A Plan Doesn’t Matter if You’re Not Going to Use it!


“We need a plan,” is a phrase you often hear people say. What does that really mean? If you’re a business owner, entrepreneur or executive, it should mean a strategic process aligning deliverables to mission and stakeholder interests.

Prince Kūhiō had a plan when he envisioned a better future for kānaka. HRH Prince Jonah Kūhiō Kalaniʻanaʻole was born on March 26, 1871 in Kōloa on the island of Kauaʻi. An heir of Kaumualiʻi, the last aliʻi of Kauaʻi before Kamehameha I, he was hānai by King David Kalākaua and his wife Queen Kapiʻolani who was Kūhiō’s maternal aunt.

Kūhiō worked tirelessly to improve the lives of kānaka. He believed that the best way of “rehabilitating the race,” was to “place them back upon the soil.” His plan was to firmly connect kānaka to their ‘āina. One of the most important ways he did this was advocating for the Hawaiian Homes Commission Act of 1921 which ultimately led to the creation of the Department of Hawaiian Home Lands.

The biggest caveat to strategic planning is that it is a process! Plans don’t grow on trees, and it’s not as easy as downloading a document from the internet. The three most important elements of a strategic plan are “DEF” – Data, Engagement, and Follow-through. Your strategic planning process should be data driven, engage your stakeholders, and result in a plan that you and your stakeholders will follow-through on and continue to improve.

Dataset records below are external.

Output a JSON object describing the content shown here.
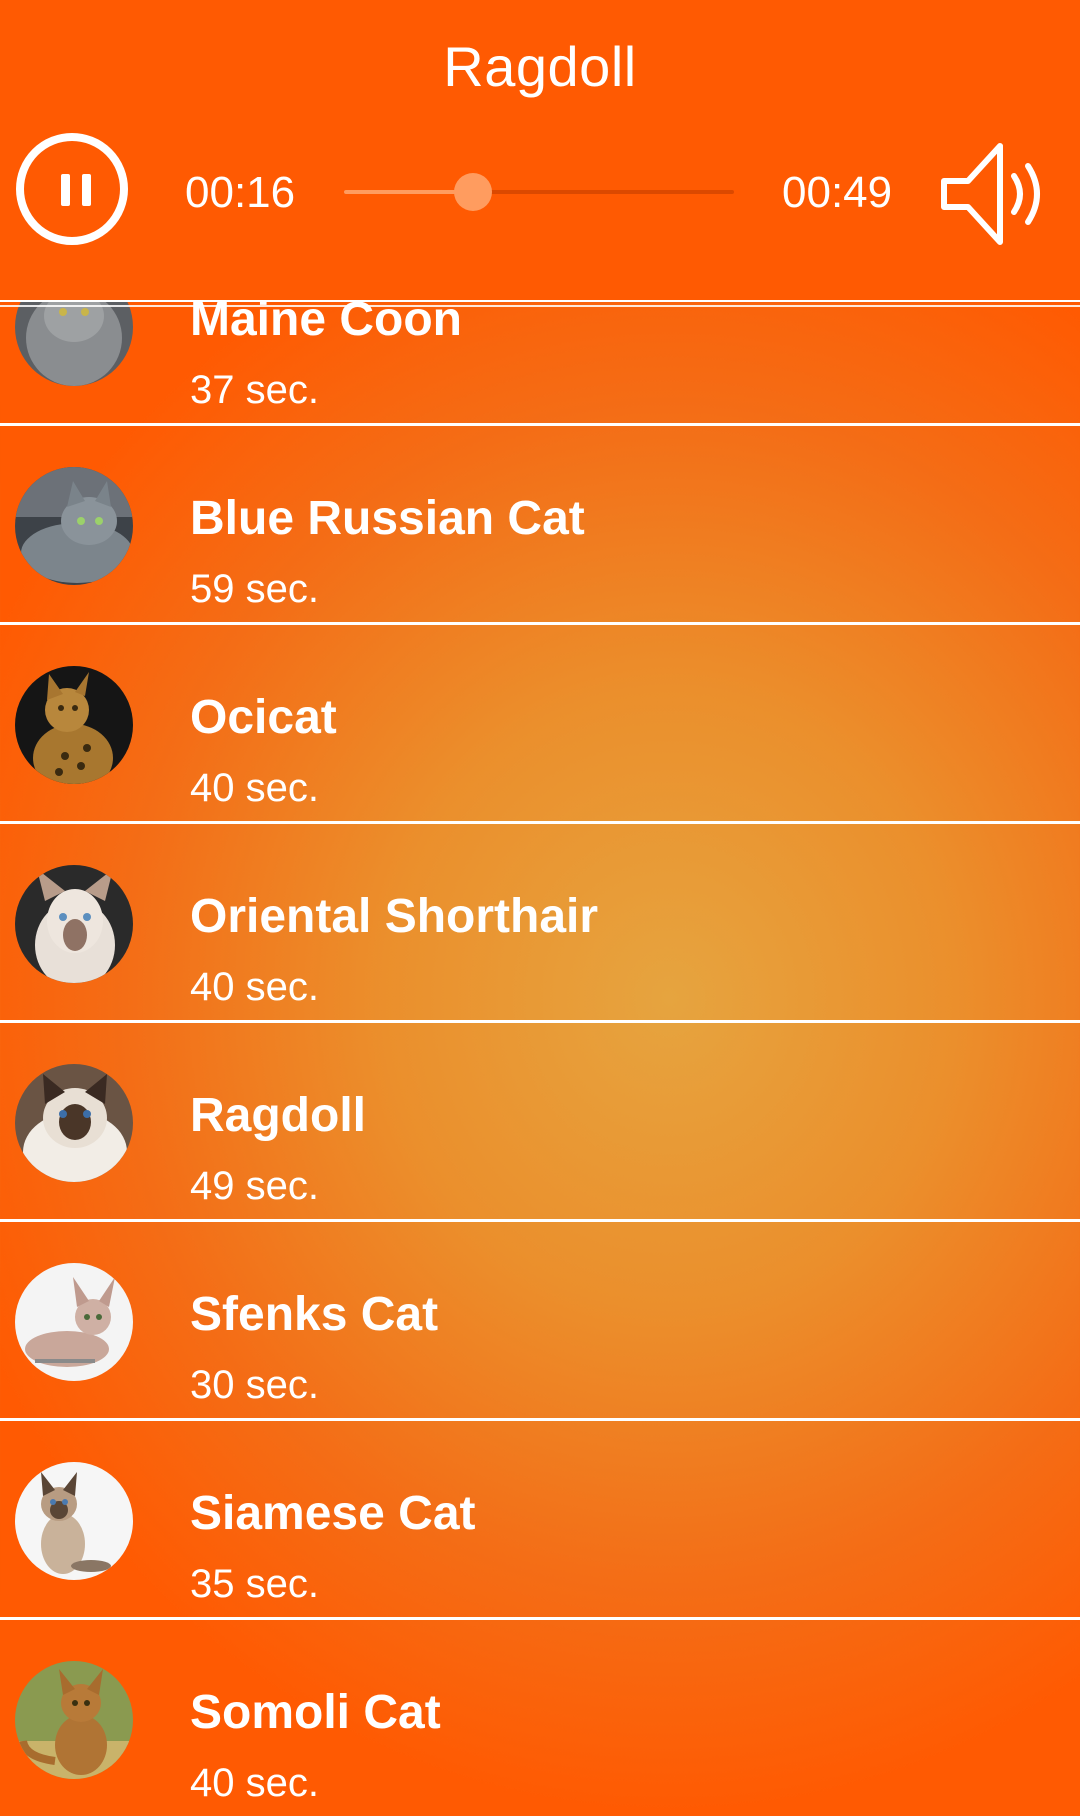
{
  "player": {
    "title": "Ragdoll",
    "current_time": "00:16",
    "duration": "00:49",
    "progress": 0.33,
    "pause_icon": "pause-icon",
    "volume_icon": "volume-icon"
  },
  "colors": {
    "primary": "#ff5a02",
    "center_glow": "#e6a43f",
    "divider": "#ffffff",
    "seek_accent": "#ff9c5f"
  },
  "tracks": [
    {
      "title": "Maine Coon",
      "duration": "37 sec."
    },
    {
      "title": "Blue Russian Cat",
      "duration": "59 sec."
    },
    {
      "title": "Ocicat",
      "duration": "40 sec."
    },
    {
      "title": "Oriental Shorthair",
      "duration": "40 sec."
    },
    {
      "title": "Ragdoll",
      "duration": "49 sec."
    },
    {
      "title": "Sfenks Cat",
      "duration": "30 sec."
    },
    {
      "title": "Siamese Cat",
      "duration": "35 sec."
    },
    {
      "title": "Somoli Cat",
      "duration": "40 sec."
    }
  ]
}
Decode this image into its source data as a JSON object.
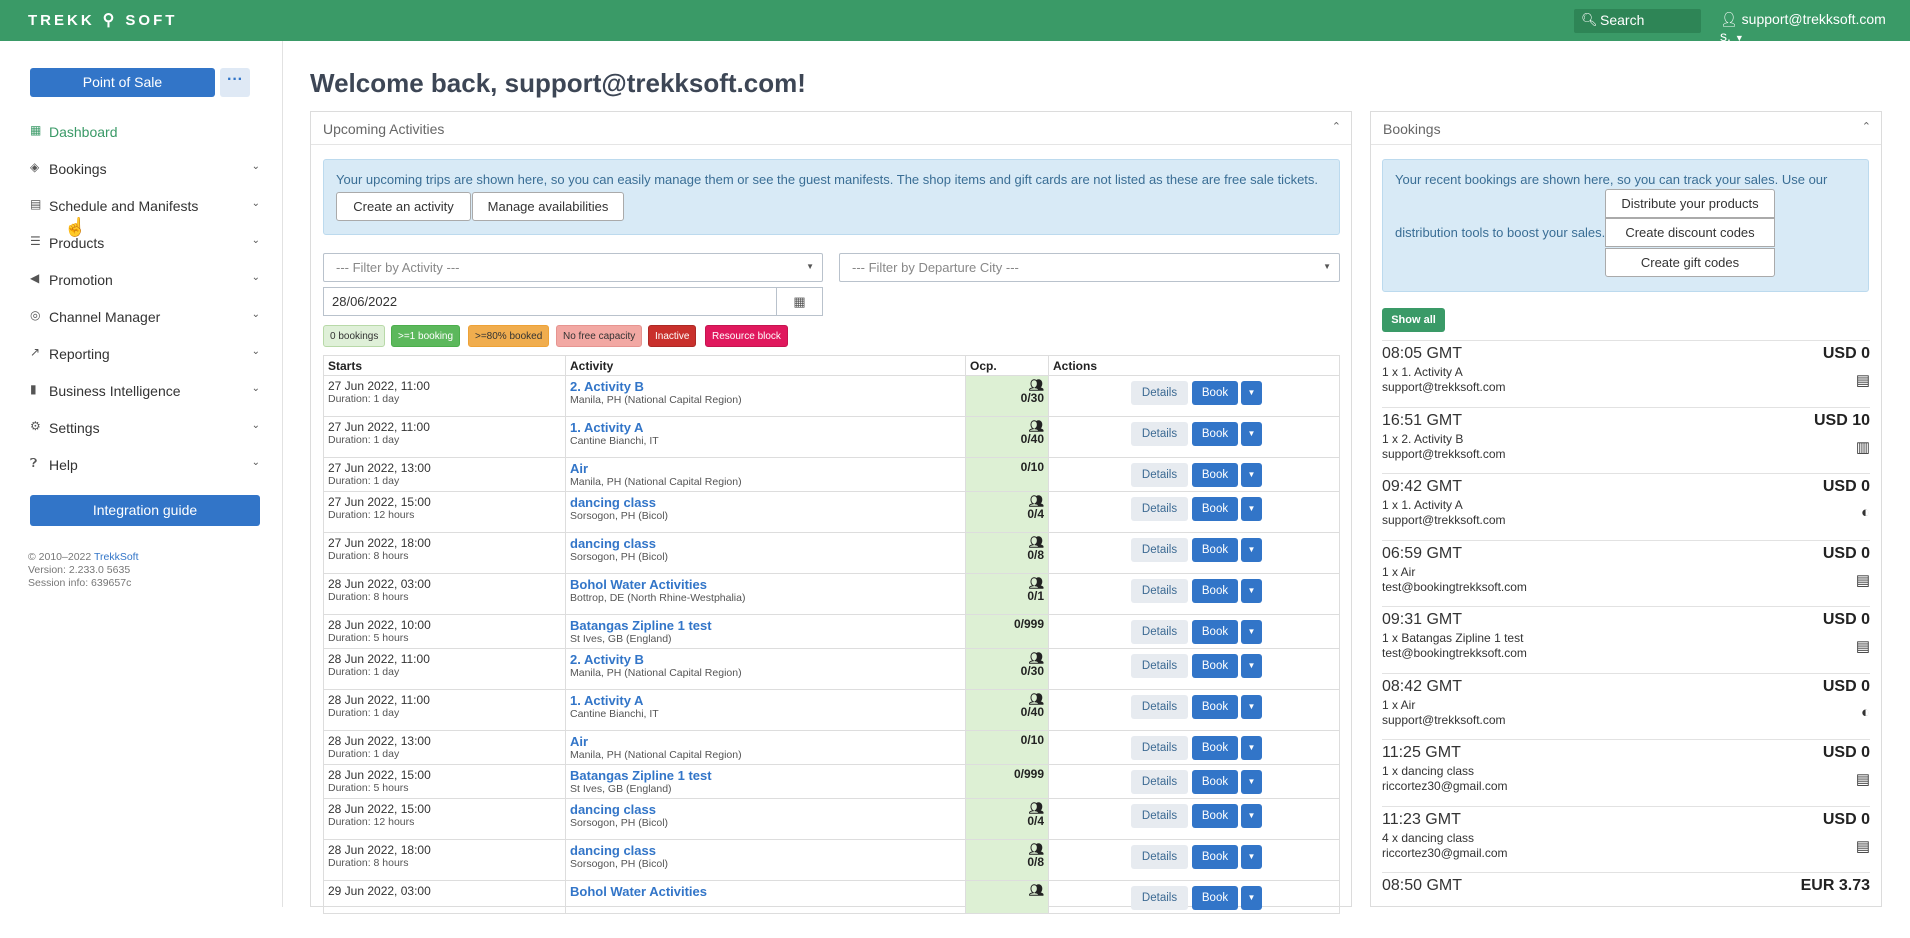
{
  "app": {
    "logo_left": "TREKK",
    "logo_right": "SOFT",
    "search_label": "Search",
    "user_label": "support@trekksoft.com s."
  },
  "sidebar": {
    "pos_label": "Point of Sale",
    "more_label": "···",
    "items": [
      {
        "label": "Dashboard",
        "icon": "grid-icon"
      },
      {
        "label": "Bookings",
        "icon": "tag-icon"
      },
      {
        "label": "Schedule and Manifests",
        "icon": "calendar-icon"
      },
      {
        "label": "Products",
        "icon": "list-icon"
      },
      {
        "label": "Promotion",
        "icon": "megaphone-icon"
      },
      {
        "label": "Channel Manager",
        "icon": "globe-icon"
      },
      {
        "label": "Reporting",
        "icon": "line-chart-icon"
      },
      {
        "label": "Business Intelligence",
        "icon": "bar-chart-icon"
      },
      {
        "label": "Settings",
        "icon": "gear-icon"
      },
      {
        "label": "Help",
        "icon": "help-icon"
      }
    ],
    "integration_label": "Integration guide",
    "footer_copyright": "© 2010–2022",
    "footer_brand": "TrekkSoft",
    "footer_version": "Version: 2.233.0 5635",
    "footer_session": "Session info: 639657c"
  },
  "main": {
    "welcome": "Welcome back, support@trekksoft.com!"
  },
  "upcoming": {
    "title": "Upcoming Activities",
    "info": "Your upcoming trips are shown here, so you can easily manage them or see the guest manifests. The shop items and gift cards are not listed as these are free sale tickets.",
    "create_label": "Create an activity",
    "manage_label": "Manage availabilities",
    "filter_activity": "--- Filter by Activity ---",
    "filter_city": "--- Filter by Departure City ---",
    "date_value": "28/06/2022",
    "legend": [
      {
        "label": "0 bookings",
        "bg": "#dff0d8",
        "fg": "#333",
        "border": "#b8d9a8"
      },
      {
        "label": ">=1 booking",
        "bg": "#5cb85c",
        "fg": "#fff",
        "border": "#4cae4c"
      },
      {
        "label": ">=80% booked",
        "bg": "#f0ad4e",
        "fg": "#333",
        "border": "#eea236"
      },
      {
        "label": "No free capacity",
        "bg": "#f2a8a3",
        "fg": "#333",
        "border": "#e69490"
      },
      {
        "label": "Inactive",
        "bg": "#c9302c",
        "fg": "#fff",
        "border": "#ac2925"
      },
      {
        "label": "Resource block",
        "bg": "#e0185d",
        "fg": "#fff",
        "border": "#c4144f"
      }
    ],
    "columns": {
      "starts": "Starts",
      "activity": "Activity",
      "ocp": "Ocp.",
      "actions": "Actions"
    },
    "details_label": "Details",
    "book_label": "Book",
    "rows": [
      {
        "start": "27 Jun 2022, 11:00",
        "duration": "Duration: 1 day",
        "activity": "2. Activity B",
        "location": "Manila, PH (National Capital Region)",
        "ocp": "0/30",
        "people": true
      },
      {
        "start": "27 Jun 2022, 11:00",
        "duration": "Duration: 1 day",
        "activity": "1. Activity A",
        "location": "Cantine Bianchi, IT",
        "ocp": "0/40",
        "people": true
      },
      {
        "start": "27 Jun 2022, 13:00",
        "duration": "Duration: 1 day",
        "activity": "Air",
        "location": "Manila, PH (National Capital Region)",
        "ocp": "0/10",
        "people": false
      },
      {
        "start": "27 Jun 2022, 15:00",
        "duration": "Duration: 12 hours",
        "activity": "dancing class",
        "location": "Sorsogon, PH (Bicol)",
        "ocp": "0/4",
        "people": true
      },
      {
        "start": "27 Jun 2022, 18:00",
        "duration": "Duration: 8 hours",
        "activity": "dancing class",
        "location": "Sorsogon, PH (Bicol)",
        "ocp": "0/8",
        "people": true
      },
      {
        "start": "28 Jun 2022, 03:00",
        "duration": "Duration: 8 hours",
        "activity": "Bohol Water Activities",
        "location": "Bottrop, DE (North Rhine-Westphalia)",
        "ocp": "0/1",
        "people": true
      },
      {
        "start": "28 Jun 2022, 10:00",
        "duration": "Duration: 5 hours",
        "activity": "Batangas Zipline 1 test",
        "location": "St Ives, GB (England)",
        "ocp": "0/999",
        "people": false
      },
      {
        "start": "28 Jun 2022, 11:00",
        "duration": "Duration: 1 day",
        "activity": "2. Activity B",
        "location": "Manila, PH (National Capital Region)",
        "ocp": "0/30",
        "people": true
      },
      {
        "start": "28 Jun 2022, 11:00",
        "duration": "Duration: 1 day",
        "activity": "1. Activity A",
        "location": "Cantine Bianchi, IT",
        "ocp": "0/40",
        "people": true
      },
      {
        "start": "28 Jun 2022, 13:00",
        "duration": "Duration: 1 day",
        "activity": "Air",
        "location": "Manila, PH (National Capital Region)",
        "ocp": "0/10",
        "people": false
      },
      {
        "start": "28 Jun 2022, 15:00",
        "duration": "Duration: 5 hours",
        "activity": "Batangas Zipline 1 test",
        "location": "St Ives, GB (England)",
        "ocp": "0/999",
        "people": false
      },
      {
        "start": "28 Jun 2022, 15:00",
        "duration": "Duration: 12 hours",
        "activity": "dancing class",
        "location": "Sorsogon, PH (Bicol)",
        "ocp": "0/4",
        "people": true
      },
      {
        "start": "28 Jun 2022, 18:00",
        "duration": "Duration: 8 hours",
        "activity": "dancing class",
        "location": "Sorsogon, PH (Bicol)",
        "ocp": "0/8",
        "people": true
      },
      {
        "start": "29 Jun 2022, 03:00",
        "duration": "",
        "activity": "Bohol Water Activities",
        "location": "",
        "ocp": "",
        "people": true
      }
    ]
  },
  "bookings": {
    "title": "Bookings",
    "info_line1": "Your recent bookings are shown here, so you can track your sales. Use our",
    "info_line2": "distribution tools to boost your sales.",
    "distribute_label": "Distribute your products",
    "discount_label": "Create discount codes",
    "gift_label": "Create gift codes",
    "show_all_label": "Show all",
    "items": [
      {
        "time": "08:05 GMT",
        "amount": "USD 0",
        "desc": "1 x 1. Activity A",
        "email": "support@trekksoft.com",
        "icon": "map-icon"
      },
      {
        "time": "16:51 GMT",
        "amount": "USD 10",
        "desc": "1 x 2. Activity B",
        "email": "support@trekksoft.com",
        "icon": "calculator-icon"
      },
      {
        "time": "09:42 GMT",
        "amount": "USD 0",
        "desc": "1 x 1. Activity A",
        "email": "support@trekksoft.com",
        "icon": "globe-icon"
      },
      {
        "time": "06:59 GMT",
        "amount": "USD 0",
        "desc": "1 x Air",
        "email": "test@bookingtrekksoft.com",
        "icon": "map-icon"
      },
      {
        "time": "09:31 GMT",
        "amount": "USD 0",
        "desc": "1 x Batangas Zipline 1 test",
        "email": "test@bookingtrekksoft.com",
        "icon": "map-icon"
      },
      {
        "time": "08:42 GMT",
        "amount": "USD 0",
        "desc": "1 x Air",
        "email": "support@trekksoft.com",
        "icon": "globe-icon"
      },
      {
        "time": "11:25 GMT",
        "amount": "USD 0",
        "desc": "1 x dancing class",
        "email": "riccortez30@gmail.com",
        "icon": "map-icon"
      },
      {
        "time": "11:23 GMT",
        "amount": "USD 0",
        "desc": "4 x dancing class",
        "email": "riccortez30@gmail.com",
        "icon": "map-icon"
      },
      {
        "time": "08:50 GMT",
        "amount": "EUR 3.73",
        "desc": "",
        "email": "",
        "icon": ""
      }
    ]
  }
}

Data looks different for every business. What businesses share is the need for data to define what we do based on our mission and how we do it in alignment with our vision, values and value propositions.

Why is it important to engage our stakeholders in our planning process? Identifying who your stakeholders are is the first hurdle.

Strictly speaking, anyone who touches your business is a stakeholder – from vendors to people who live in the community in which your business operates. Each brings a specific set of inputs from unique perspectives. The wider you cast your engagement net, the more diversity of perspectives you collect with the potential to contribute valuable pearls of insight into making you the best that you can be.

None of this matters if you’re not going to do anything about it. A good plan defines what you do and how to do it, but a great plan includes accountability. It’s important to identify benchmarks and a process that defines clear reporting on output and deliverables.

Change management is often the “skeleton in the closet” in strategic planning – we don’t talk about it and when we do it’s vague, complicated, and scary. Plan for change! Talk about it and practice change management in small ways from the start of your process. This will get your teams used to using it and normalize dealing with change in a consistent and much more manageable way.